The proposal to convert Ann, McLachlan and Wickham Streets to two-way traffic would require the modification of a minimum of 24 sets of traffic signals. The amount of modifications required to ensure that Council continues to provide a safe road environment would need to be assessed on a site-by-site basis. As a minimum, it will require the relocation of traffic signal poles and the provision of new poles to allow for two-way traffic. As part of the works to provide new pole footings, it may also require the relocation of service provider infrastructure and services (Telstra, Energex etc.) to ensure that poles can be located in locations as required by traffic signal design guidelines and standards.
One-way roads benefit the through traffic function in a number of important ways, in particular by reducing the number of conflicting turning movements at major intersections, which reduces cycle times at traffic signals and improves safety. The prioritisation of motorised modes also benefits bus services, by reducing travel times on major road corridors, with minimal impacts on general traffic.
Ann, McLachlan and Wickham Streets also provide a range of access functions for Fortitude Valley, including major bus stops, metered parking and loading zones for local businesses, in addition to primary pedestrian movements. This balanced mix of transport, economic, social and amenity functions is supported by the important role of arterial roads, to provide the primary connection on the local road network, between major activity centres across the city. The existing road hierarchy balances the need to provide for through traffic function on several major routes (Ann, McLachlan and Wickham Streets), while prioritising pedestrian, cyclist and low-speed traffic functions on the majority of side streets to protect local amenity and lifestyles.
Council acknowledges the work being undertaken in Perth to improve traffic and pedestrian movement within its CBD. However, due to the different urban and traffic characteristics between the Perth CBD and the Brisbane CBD and inner city suburbs, solutions suitable for one city are not necessarily able to be easily moved to Brisbane.

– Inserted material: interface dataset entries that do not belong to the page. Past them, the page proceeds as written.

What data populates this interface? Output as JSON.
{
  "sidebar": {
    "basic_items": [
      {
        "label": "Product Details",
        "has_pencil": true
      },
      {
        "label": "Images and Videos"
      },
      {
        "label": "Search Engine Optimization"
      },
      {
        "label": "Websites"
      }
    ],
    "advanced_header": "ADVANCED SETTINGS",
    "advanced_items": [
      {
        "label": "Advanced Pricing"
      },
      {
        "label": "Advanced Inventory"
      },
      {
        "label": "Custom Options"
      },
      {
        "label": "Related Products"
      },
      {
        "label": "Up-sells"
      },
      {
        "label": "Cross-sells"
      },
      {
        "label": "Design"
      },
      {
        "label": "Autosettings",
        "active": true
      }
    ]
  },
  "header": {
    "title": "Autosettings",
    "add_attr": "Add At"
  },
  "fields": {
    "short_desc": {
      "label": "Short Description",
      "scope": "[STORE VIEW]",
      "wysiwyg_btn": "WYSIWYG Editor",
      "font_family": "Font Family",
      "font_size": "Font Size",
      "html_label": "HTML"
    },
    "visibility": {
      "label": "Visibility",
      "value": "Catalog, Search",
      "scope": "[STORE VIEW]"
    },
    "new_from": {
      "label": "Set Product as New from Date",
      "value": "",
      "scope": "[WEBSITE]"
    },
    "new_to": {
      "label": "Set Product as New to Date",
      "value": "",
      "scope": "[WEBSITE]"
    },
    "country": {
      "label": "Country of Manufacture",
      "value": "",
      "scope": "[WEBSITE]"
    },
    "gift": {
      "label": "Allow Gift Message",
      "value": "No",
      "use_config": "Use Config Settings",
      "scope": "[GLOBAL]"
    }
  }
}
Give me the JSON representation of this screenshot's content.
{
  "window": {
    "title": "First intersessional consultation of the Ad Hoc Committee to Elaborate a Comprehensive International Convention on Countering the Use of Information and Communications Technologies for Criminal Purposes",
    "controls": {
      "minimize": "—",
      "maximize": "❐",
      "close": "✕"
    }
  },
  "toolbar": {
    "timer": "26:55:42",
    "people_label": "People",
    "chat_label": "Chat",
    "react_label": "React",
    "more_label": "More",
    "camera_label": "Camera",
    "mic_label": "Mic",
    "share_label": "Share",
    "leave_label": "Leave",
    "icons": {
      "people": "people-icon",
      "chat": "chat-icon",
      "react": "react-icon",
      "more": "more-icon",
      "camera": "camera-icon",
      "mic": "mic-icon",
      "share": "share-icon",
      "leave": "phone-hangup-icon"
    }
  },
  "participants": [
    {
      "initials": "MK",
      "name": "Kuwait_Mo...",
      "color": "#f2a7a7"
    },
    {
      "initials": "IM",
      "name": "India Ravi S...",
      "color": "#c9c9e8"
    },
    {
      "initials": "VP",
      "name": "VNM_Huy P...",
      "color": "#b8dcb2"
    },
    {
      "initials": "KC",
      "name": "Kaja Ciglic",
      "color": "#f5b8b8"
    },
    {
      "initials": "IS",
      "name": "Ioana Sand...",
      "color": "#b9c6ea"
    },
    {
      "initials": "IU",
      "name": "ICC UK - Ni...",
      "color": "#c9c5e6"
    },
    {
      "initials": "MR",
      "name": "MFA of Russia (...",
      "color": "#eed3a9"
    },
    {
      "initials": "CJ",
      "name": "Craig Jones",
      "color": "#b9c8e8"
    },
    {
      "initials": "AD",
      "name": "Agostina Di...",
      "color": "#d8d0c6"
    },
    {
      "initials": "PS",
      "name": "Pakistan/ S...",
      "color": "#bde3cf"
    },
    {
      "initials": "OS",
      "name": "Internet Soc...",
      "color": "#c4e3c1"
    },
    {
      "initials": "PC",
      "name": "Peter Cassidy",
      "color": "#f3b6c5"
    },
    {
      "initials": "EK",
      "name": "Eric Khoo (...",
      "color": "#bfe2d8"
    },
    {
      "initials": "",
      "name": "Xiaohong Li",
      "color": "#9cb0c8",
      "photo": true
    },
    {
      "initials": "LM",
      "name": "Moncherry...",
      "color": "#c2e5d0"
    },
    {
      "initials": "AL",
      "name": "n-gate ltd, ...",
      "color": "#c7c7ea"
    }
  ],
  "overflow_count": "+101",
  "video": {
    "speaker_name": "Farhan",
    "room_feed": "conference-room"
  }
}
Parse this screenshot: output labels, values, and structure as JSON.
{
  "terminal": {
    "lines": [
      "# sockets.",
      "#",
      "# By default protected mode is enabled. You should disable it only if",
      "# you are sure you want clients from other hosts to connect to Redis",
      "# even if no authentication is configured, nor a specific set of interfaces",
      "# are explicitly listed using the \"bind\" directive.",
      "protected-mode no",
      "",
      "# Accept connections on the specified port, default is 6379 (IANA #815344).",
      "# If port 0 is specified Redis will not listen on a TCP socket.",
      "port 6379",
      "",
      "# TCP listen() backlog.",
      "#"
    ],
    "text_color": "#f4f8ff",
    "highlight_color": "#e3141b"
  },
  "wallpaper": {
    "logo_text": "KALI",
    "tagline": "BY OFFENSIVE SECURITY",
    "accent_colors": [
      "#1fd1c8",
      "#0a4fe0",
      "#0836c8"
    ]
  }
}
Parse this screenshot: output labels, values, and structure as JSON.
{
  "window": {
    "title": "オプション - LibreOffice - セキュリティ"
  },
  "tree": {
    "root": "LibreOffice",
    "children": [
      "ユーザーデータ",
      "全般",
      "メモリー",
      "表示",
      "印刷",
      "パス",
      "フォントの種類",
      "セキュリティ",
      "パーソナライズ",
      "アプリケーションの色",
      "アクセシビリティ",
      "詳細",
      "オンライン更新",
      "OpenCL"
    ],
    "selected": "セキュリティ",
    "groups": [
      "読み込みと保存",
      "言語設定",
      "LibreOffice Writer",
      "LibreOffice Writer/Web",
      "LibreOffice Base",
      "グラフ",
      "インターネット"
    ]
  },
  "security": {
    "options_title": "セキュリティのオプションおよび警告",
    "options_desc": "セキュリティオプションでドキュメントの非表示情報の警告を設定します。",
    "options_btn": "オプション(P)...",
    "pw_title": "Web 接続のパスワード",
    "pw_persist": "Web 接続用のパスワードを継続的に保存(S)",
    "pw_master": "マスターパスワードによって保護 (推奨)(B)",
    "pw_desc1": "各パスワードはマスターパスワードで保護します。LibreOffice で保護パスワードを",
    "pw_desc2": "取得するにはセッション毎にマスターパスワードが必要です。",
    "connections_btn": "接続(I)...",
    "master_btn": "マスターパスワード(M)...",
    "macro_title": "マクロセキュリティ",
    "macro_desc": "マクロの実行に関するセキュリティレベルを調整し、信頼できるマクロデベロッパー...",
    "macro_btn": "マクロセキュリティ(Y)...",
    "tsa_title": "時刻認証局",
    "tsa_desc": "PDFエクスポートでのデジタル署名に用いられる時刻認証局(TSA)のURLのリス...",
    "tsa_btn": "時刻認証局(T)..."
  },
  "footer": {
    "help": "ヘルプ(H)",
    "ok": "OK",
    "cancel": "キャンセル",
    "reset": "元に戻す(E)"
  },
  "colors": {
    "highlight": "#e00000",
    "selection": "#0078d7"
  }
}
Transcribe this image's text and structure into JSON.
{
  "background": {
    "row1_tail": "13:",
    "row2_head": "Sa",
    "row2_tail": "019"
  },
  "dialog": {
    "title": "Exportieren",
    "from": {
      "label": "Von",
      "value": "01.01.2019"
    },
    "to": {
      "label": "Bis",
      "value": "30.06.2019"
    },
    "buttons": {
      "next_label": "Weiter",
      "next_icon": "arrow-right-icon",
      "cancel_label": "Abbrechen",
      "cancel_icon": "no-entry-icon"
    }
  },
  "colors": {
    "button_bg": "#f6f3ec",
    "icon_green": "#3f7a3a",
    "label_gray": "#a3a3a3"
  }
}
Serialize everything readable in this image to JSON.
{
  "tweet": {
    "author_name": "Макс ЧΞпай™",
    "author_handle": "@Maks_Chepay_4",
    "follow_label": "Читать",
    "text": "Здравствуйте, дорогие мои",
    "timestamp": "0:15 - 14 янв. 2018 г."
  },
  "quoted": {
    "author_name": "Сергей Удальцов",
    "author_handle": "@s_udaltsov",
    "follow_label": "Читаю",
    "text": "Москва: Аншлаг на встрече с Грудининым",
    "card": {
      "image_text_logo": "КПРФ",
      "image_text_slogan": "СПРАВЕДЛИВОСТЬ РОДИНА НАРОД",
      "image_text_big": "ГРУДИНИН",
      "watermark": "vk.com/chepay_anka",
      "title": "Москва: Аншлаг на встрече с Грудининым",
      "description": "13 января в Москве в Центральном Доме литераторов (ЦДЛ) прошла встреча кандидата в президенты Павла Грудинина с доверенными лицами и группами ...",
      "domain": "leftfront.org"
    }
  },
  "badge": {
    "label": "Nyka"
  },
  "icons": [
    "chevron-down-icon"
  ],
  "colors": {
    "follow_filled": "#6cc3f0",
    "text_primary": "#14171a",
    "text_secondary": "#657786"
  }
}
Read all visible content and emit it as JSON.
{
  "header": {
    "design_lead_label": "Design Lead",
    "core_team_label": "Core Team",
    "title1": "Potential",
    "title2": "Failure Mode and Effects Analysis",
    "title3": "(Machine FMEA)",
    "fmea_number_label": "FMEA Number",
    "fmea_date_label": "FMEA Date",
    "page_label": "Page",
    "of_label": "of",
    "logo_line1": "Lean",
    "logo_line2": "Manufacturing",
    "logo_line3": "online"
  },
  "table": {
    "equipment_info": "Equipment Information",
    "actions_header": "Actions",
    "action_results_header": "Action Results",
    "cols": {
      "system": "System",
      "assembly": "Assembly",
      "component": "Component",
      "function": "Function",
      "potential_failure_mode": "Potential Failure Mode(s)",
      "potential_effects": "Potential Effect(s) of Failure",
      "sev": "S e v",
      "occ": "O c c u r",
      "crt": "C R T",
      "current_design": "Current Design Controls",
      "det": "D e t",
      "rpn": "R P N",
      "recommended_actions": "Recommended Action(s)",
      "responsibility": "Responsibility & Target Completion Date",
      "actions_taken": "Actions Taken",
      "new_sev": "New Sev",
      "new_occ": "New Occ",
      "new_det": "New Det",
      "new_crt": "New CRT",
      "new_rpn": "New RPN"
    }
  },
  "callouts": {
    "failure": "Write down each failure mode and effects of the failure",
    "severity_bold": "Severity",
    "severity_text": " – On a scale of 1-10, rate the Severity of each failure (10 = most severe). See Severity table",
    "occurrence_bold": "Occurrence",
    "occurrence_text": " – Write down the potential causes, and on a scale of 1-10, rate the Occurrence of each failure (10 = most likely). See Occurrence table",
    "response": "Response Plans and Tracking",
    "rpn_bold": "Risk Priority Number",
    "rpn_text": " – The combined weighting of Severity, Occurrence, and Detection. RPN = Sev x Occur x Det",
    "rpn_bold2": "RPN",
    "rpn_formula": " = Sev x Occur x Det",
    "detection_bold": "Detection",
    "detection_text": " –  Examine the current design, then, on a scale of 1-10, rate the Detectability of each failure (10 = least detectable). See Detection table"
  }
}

Council notes that converting the orientation of Ann, McLachlan and Wickham Streets would be a complex and potentially costly process. Based on this information, Council is not considering altering the road configuration of Ann, McLachlan and Wickham Streets at this time. However, this proposal will be included for public consultation as part of Council’s draft Transport Plan which is anticipated to be released later this year.